Beating Insomnia - The Cognitive Behaviour Therapy solution.
- If you have been in bed and haven't slept for half an hour, then do something!
- The best thing to do is to get up, even if you don't feel like it or feel to exhausted. Get out of your bedroom, move into another room in the house and start doing something else. Relaxing activities are best, reading or surfing the Internet are perfect. Drink a herbal tea (obviously no caffeine), play solitaire, use your active mind.
- Don't go back to bed until you feel significantly more tired, and try again for half an hour.
- Make sure though that you get up at a decent time every day, and make sure it is more or less the same time. Get into the routine of getting up at that time regardless of how you slept the night before.
- Use your bedroom, and especially your bed, for sleeping only. Try to use other rooms in the house during the day and only go to bed when you are tired.
Lots of people who have anxiety, agoraphobia or panic disorder have trouble sleeping. Likewise some people who are depressed also can't seem to get to sleep, despite a constant feeling of lethargy. As is so often the case with anxiety and depression symptoms, insomnia can move from being just a symptom to being a causative factor.
The CBT method of beating insomnia is quite straight forward and is as effective as CBT ever is.
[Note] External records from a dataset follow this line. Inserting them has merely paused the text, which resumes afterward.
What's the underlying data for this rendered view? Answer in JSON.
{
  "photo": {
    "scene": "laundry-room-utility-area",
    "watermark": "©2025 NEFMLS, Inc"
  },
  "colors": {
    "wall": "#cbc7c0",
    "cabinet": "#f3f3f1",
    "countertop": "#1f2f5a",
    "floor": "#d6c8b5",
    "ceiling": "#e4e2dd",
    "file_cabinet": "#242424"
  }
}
First the cognitive (thought related) part.Examine the thoughts:
"I need to get some sleep, I must get some sleep, I should be asleep, I will feel terrible tomorrow, people say I look ill, I will get the sack because I can't concentrate".You will probably find that these thoughts are an example of either "all or nothing thinking" or "catastrophizing", which are common dysfunctional thought patterns in people with a tendency for anxiety, panic and depression. Not only are they largely false or gross exaggerations, but they are deeply damaging as they perpetuate the insomnia.
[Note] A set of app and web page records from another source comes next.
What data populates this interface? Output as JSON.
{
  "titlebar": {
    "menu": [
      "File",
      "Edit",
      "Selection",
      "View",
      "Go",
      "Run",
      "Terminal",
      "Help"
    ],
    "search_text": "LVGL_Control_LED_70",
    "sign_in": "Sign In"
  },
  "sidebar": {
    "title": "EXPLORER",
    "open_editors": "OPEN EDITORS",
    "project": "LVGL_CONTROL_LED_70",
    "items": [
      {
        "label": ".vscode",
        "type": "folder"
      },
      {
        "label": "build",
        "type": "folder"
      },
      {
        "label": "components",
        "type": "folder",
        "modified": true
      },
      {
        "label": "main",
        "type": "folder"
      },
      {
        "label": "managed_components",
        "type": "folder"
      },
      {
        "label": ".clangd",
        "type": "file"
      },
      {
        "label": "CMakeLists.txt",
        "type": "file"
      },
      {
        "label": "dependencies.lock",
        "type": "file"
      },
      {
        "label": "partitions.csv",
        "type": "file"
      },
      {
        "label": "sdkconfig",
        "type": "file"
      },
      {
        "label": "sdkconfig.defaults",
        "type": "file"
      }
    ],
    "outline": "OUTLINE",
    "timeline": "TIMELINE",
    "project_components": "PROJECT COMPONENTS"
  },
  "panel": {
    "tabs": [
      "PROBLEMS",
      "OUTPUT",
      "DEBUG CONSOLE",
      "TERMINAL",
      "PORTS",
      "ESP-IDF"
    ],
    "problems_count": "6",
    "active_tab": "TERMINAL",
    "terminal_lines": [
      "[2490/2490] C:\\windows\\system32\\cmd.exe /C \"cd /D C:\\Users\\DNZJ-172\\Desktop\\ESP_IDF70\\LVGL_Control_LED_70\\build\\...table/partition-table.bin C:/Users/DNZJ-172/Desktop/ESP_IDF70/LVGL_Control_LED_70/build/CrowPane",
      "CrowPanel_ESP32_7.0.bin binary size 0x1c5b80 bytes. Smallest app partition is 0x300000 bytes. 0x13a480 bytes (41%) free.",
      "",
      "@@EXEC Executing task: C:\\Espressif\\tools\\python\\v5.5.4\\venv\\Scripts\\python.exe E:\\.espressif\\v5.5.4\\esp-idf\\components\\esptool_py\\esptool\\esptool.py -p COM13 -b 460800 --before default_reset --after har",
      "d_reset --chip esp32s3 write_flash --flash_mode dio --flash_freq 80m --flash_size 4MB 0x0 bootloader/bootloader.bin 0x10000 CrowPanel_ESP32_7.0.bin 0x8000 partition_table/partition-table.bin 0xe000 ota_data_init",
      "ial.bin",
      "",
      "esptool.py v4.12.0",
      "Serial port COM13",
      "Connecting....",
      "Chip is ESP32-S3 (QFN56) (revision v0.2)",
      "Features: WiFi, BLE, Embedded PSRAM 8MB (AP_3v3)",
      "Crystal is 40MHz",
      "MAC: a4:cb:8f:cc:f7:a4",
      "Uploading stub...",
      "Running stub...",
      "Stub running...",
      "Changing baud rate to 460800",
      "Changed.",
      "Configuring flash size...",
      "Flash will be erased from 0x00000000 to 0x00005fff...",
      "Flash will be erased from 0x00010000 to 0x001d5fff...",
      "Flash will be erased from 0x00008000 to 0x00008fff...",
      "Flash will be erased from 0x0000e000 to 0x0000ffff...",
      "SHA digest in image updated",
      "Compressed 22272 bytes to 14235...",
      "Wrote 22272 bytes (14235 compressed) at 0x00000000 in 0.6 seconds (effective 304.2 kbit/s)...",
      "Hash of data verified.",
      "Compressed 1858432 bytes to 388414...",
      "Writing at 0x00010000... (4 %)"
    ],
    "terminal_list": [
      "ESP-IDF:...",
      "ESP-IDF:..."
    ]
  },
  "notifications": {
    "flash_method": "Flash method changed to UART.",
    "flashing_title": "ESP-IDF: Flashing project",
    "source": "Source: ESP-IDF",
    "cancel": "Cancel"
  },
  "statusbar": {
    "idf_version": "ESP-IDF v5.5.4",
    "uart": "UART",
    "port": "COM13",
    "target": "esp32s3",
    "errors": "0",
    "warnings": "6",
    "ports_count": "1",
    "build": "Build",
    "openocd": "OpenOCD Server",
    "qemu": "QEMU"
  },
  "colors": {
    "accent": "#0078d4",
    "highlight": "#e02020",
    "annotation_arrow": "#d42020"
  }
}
See for yourself: Check it out with no obligation and see videos of people who have used it.
Better ThoughtsIdeally, when we are trying to sleep we are not thinking about sleep! But anyone who has had insomnia knows that that is impossible! So the next best thing to do is to counter the negative and dysfunctional thoughts similar to those above. The best thoughts to keep in mind are:
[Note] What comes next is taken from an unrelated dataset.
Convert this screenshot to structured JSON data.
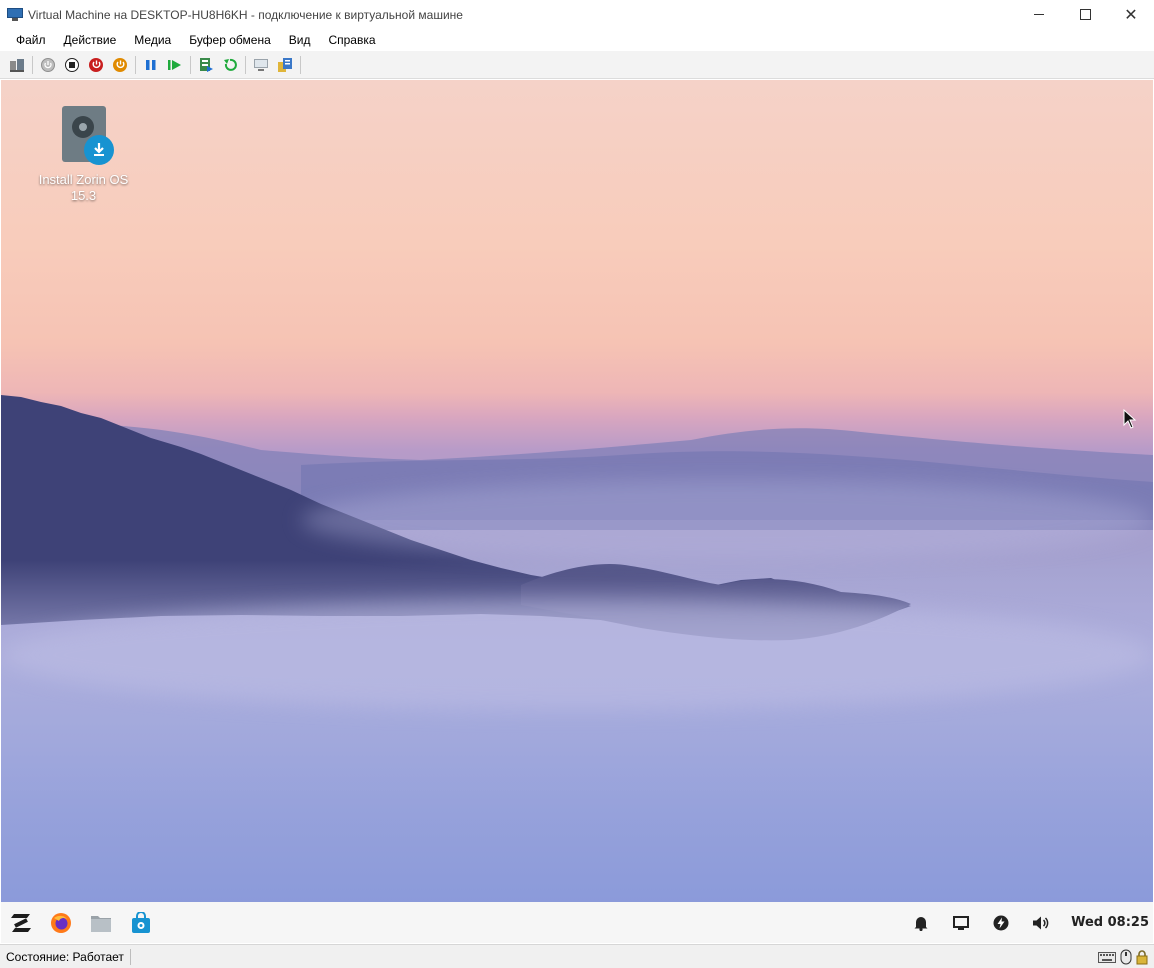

"It doesn't matter if I sleep or not, my body will sleep when it is ready, I can function on very little sleep, just relaxing now will help me feel better tomorrow, even if I get no sleep."The chances are that reading this right now, you don't believe that thinking like that is possible. But it is much better to think like that, to give yourself permission to be awake. Taking the pressure off will help you to relax and help you sleep. This is called paradoxical intention. It WILL NOT work if you keep putting your self under pressure. You can not try this with the attitude "It doesn't matter if I don't sleep but it does really". Really give yourself permission to allow what is happening at that moment to just be that way.